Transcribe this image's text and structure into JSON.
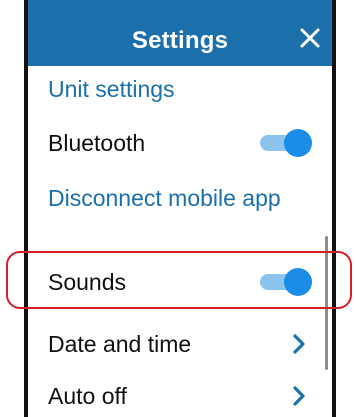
{
  "header": {
    "title": "Settings",
    "close_icon": "close-icon"
  },
  "menu": {
    "unit_settings": "Unit settings",
    "bluetooth": {
      "label": "Bluetooth",
      "toggle_on": true
    },
    "disconnect_app": "Disconnect mobile app",
    "sounds": {
      "label": "Sounds",
      "toggle_on": true
    },
    "date_time": "Date and time",
    "auto_off": "Auto off"
  },
  "colors": {
    "header_bg": "#1b6fab",
    "link": "#1b6fab",
    "toggle_knob": "#1b8de6",
    "toggle_track": "#8cc4ee",
    "highlight": "#d62027"
  }
}
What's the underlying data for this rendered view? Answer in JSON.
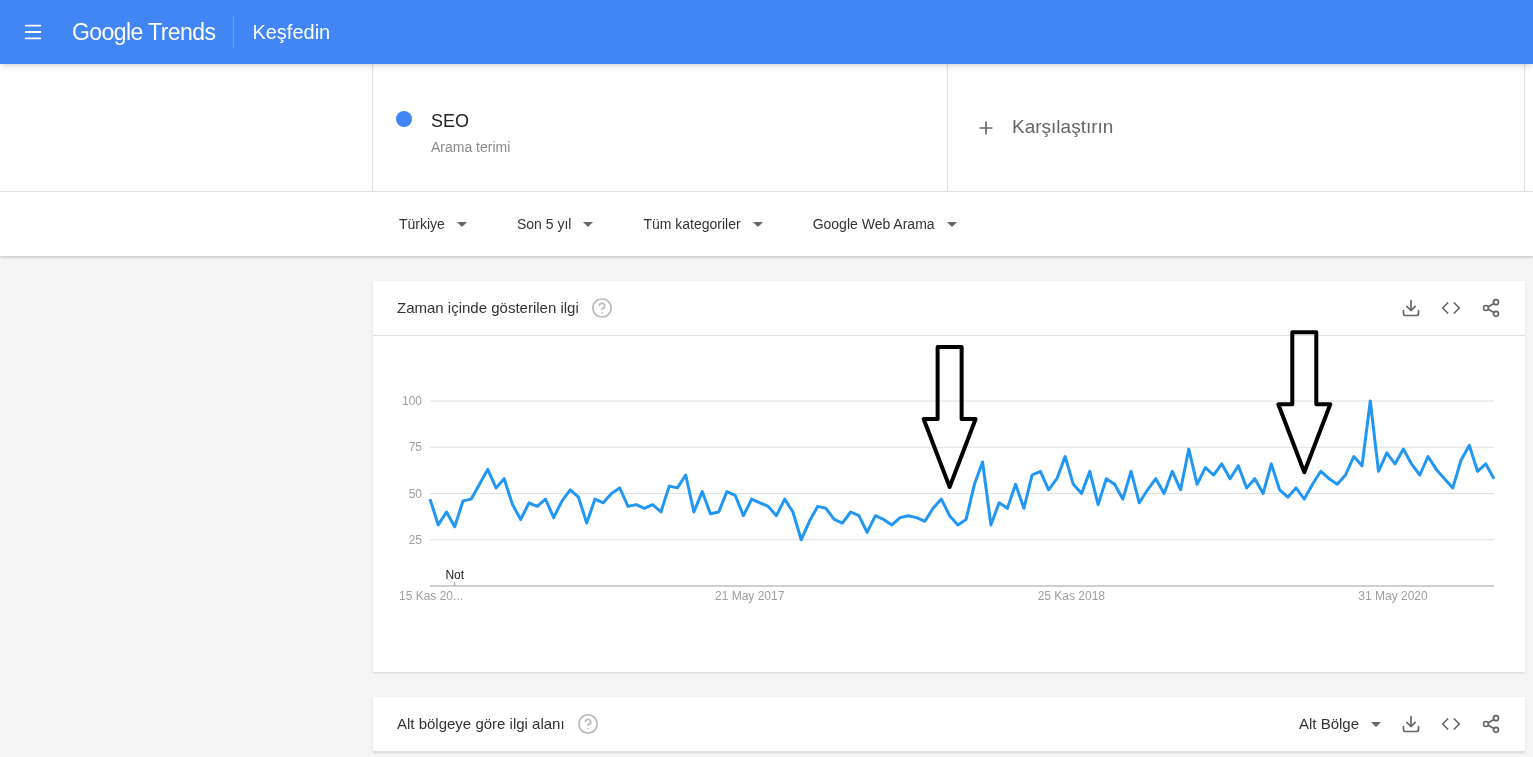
{
  "header": {
    "logo": "Google Trends",
    "title": "Keşfedin"
  },
  "search": {
    "terms": [
      {
        "term": "SEO",
        "subtitle": "Arama terimi",
        "color": "#4285f4"
      }
    ],
    "compare": "Karşılaştırın"
  },
  "filters": [
    "Türkiye",
    "Son 5 yıl",
    "Tüm kategoriler",
    "Google Web Arama"
  ],
  "widgets": [
    {
      "title": "Zaman içinde gösterilen ilgi",
      "chart_data": {
        "type": "line",
        "grid": true,
        "ylim": [
          0,
          100
        ],
        "yticks": [
          25,
          50,
          75,
          100
        ],
        "categories": [
          "15 Kas 20...",
          null,
          null,
          null,
          null,
          null,
          null,
          null,
          null,
          null,
          null,
          null,
          null,
          null,
          null,
          null,
          null,
          null,
          null,
          null,
          null,
          null,
          null,
          null,
          null,
          null,
          null,
          null,
          null,
          null,
          null,
          null,
          null,
          null,
          null,
          null,
          null,
          null,
          null,
          "21 May 2017",
          null,
          null,
          null,
          null,
          null,
          null,
          null,
          null,
          null,
          null,
          null,
          null,
          null,
          null,
          null,
          null,
          null,
          null,
          null,
          null,
          null,
          null,
          null,
          null,
          null,
          null,
          null,
          null,
          null,
          null,
          null,
          null,
          null,
          null,
          null,
          null,
          null,
          null,
          "25 Kas 2018",
          null,
          null,
          null,
          null,
          null,
          null,
          null,
          null,
          null,
          null,
          null,
          null,
          null,
          null,
          null,
          null,
          null,
          null,
          null,
          null,
          null,
          null,
          null,
          null,
          null,
          null,
          null,
          null,
          null,
          null,
          null,
          null,
          null,
          null,
          null,
          null,
          null,
          null,
          "31 May 2020",
          null,
          null,
          null,
          null,
          null,
          null,
          null,
          null,
          null,
          null,
          null,
          null
        ],
        "series": [
          {
            "color": "#2196f3",
            "values": [
              47,
              33,
              40,
              32,
              46,
              47,
              55,
              63,
              53,
              58,
              44,
              36,
              45,
              43,
              47,
              37,
              46,
              52,
              48,
              34,
              47,
              45,
              50,
              53,
              43,
              44,
              42,
              44,
              40,
              54,
              53,
              60,
              40,
              51,
              39,
              40,
              51,
              49,
              38,
              47,
              45,
              43,
              38,
              47,
              40,
              25,
              35,
              43,
              42,
              36,
              34,
              40,
              38,
              29,
              38,
              36,
              33,
              37,
              38,
              37,
              35,
              42,
              47,
              38,
              33,
              36,
              55,
              67,
              33,
              45,
              42,
              55,
              42,
              60,
              62,
              52,
              58,
              70,
              55,
              50,
              62,
              44,
              58,
              55,
              47,
              62,
              45,
              52,
              58,
              50,
              62,
              52,
              74,
              55,
              64,
              60,
              66,
              58,
              65,
              53,
              58,
              50,
              66,
              52,
              48,
              53,
              47,
              55,
              62,
              58,
              55,
              60,
              70,
              65,
              100,
              62,
              72,
              66,
              74,
              66,
              60,
              70,
              63,
              58,
              53,
              68,
              76,
              62,
              66,
              58
            ]
          }
        ],
        "annotations": [
          "Not"
        ]
      }
    },
    {
      "title": "Alt bölgeye göre ilgi alanı",
      "dropdown": "Alt Bölge"
    }
  ]
}
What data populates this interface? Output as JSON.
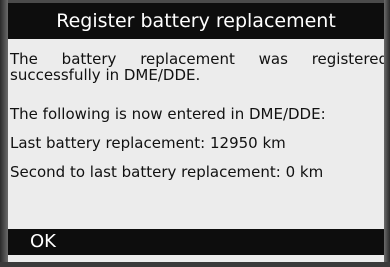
{
  "dialog": {
    "title": "Register battery replacement",
    "message_line1": "The battery replacement was registered",
    "message_line2": "successfully in DME/DDE.",
    "info_header": "The following is now entered in DME/DDE:",
    "last_replacement": "Last battery replacement: 12950 km",
    "second_to_last_replacement": "Second to last battery replacement: 0 km",
    "ok_label": "OK"
  },
  "colors": {
    "bar_background": "#0d0d0d",
    "bar_text": "#ffffff",
    "screen_background": "#ececec",
    "body_text": "#111111",
    "device_frame": "#4a4a4a"
  }
}
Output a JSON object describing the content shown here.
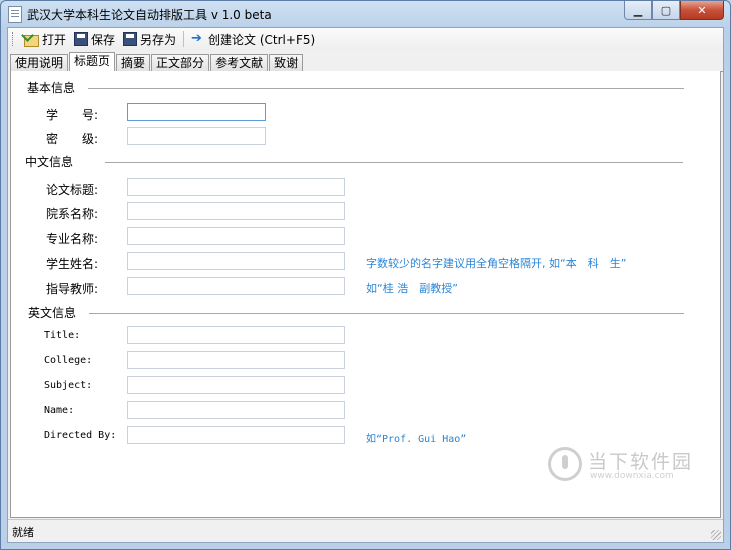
{
  "window": {
    "title": "武汉大学本科生论文自动排版工具 v 1.0 beta"
  },
  "toolbar": {
    "open_label": "打开",
    "save_label": "保存",
    "saveas_label": "另存为",
    "create_label": "创建论文 (Ctrl+F5)"
  },
  "tabs": [
    "使用说明",
    "标题页",
    "摘要",
    "正文部分",
    "参考文献",
    "致谢"
  ],
  "active_tab": "标题页",
  "sections": {
    "basic": {
      "label": "基本信息",
      "student_id": "学　　号:",
      "security": "密　　级:"
    },
    "chinese": {
      "label": "中文信息",
      "title": "论文标题:",
      "dept": "院系名称:",
      "major": "专业名称:",
      "name": "学生姓名:",
      "advisor": "指导教师:"
    },
    "english": {
      "label": "英文信息",
      "title": "Title:",
      "college": "College:",
      "subject": "Subject:",
      "name": "Name:",
      "directed_by": "Directed By:"
    }
  },
  "fields": {
    "student_id": "",
    "security": "",
    "cn_title": "",
    "dept": "",
    "major": "",
    "student_name": "",
    "advisor": "",
    "en_title": "",
    "college": "",
    "subject": "",
    "en_name": "",
    "directed_by": ""
  },
  "hints": {
    "name_hint": "字数较少的名字建议用全角空格隔开, 如“本　科　生”",
    "advisor_hint": "如“桂 浩　副教授”",
    "directed_hint": "如“Prof. Gui Hao”"
  },
  "status": {
    "text": "就绪"
  },
  "watermark": {
    "text": "当下软件园",
    "url": "www.downxia.com"
  }
}
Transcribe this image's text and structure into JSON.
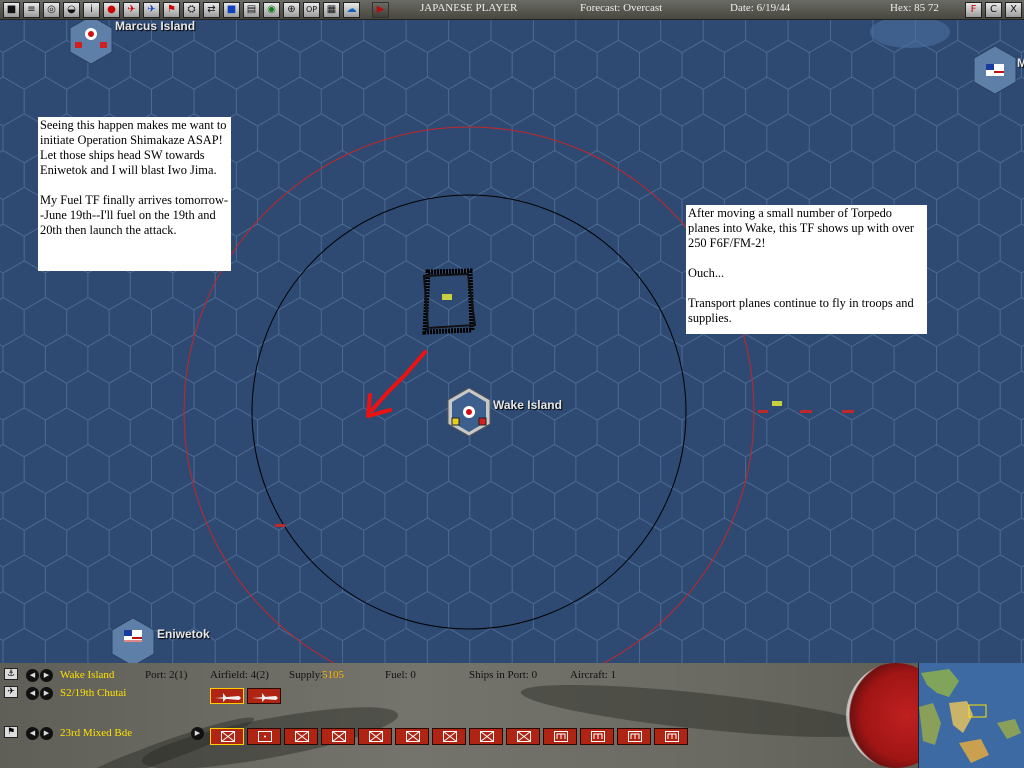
{
  "toolbar": {
    "player": "JAPANESE PLAYER",
    "forecast": "Forecast: Overcast",
    "date": "Date: 6/19/44",
    "hex": "Hex: 85 72",
    "buttons": [
      "save-icon",
      "report-icon",
      "intel-icon",
      "ship-icon",
      "info-icon",
      "target-icon",
      "plane-icon",
      "plane-blue-icon",
      "flag-icon",
      "unit-icon",
      "swap-icon",
      "map-icon",
      "list-icon",
      "globe-icon",
      "zoom-icon",
      "op-icon",
      "chart-icon",
      "weather-icon"
    ],
    "op_label": "OP",
    "play_label": "▶",
    "right_buttons": [
      "F",
      "C",
      "X"
    ]
  },
  "map": {
    "bases": {
      "marcus": "Marcus Island",
      "wake": "Wake Island",
      "eniwetok": "Eniwetok",
      "us_top_right": "M"
    },
    "notes": {
      "left": [
        "Seeing this happen makes me want to initiate Operation Shimakaze ASAP!  Let those ships head SW towards Eniwetok and I will blast Iwo Jima.",
        "My Fuel TF finally arrives tomorrow--June 19th--I'll fuel on the 19th and 20th then launch the attack."
      ],
      "right": [
        "After moving a small number of Torpedo planes into Wake, this TF shows up with over 250 F6F/FM-2!",
        "Ouch...",
        "Transport planes continue to fly in troops and supplies."
      ]
    },
    "colors": {
      "sea": "#2f4a72",
      "hex_line": "#4a6a93",
      "outer_circle": "#c02828",
      "inner_circle": "#000000",
      "arrow": "#ee1111"
    }
  },
  "panel": {
    "base_name": "Wake Island",
    "port": "Port: 2(1)",
    "airfield": "Airfield: 4(2)",
    "supply_label": "Supply:",
    "supply_value": "5105",
    "fuel": "Fuel: 0",
    "ships_in_port": "Ships in Port: 0",
    "aircraft": "Aircraft: 1",
    "air_unit": "S2/19th Chutai",
    "land_unit": "23rd Mixed Bde",
    "unit_buttons": [
      "infantry",
      "hq",
      "infantry",
      "infantry",
      "infantry",
      "infantry",
      "infantry",
      "infantry",
      "infantry",
      "engineer",
      "engineer",
      "engineer",
      "engineer"
    ]
  }
}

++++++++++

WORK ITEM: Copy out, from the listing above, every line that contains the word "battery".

ANSWER BOX:
    "title": "Register battery replacement",
    "message_line1": "The battery replacement was registered",
    "last_replacement": "Last battery replacement: 12950 km",
    "second_to_last_replacement": "Second to last battery replacement: 0 km",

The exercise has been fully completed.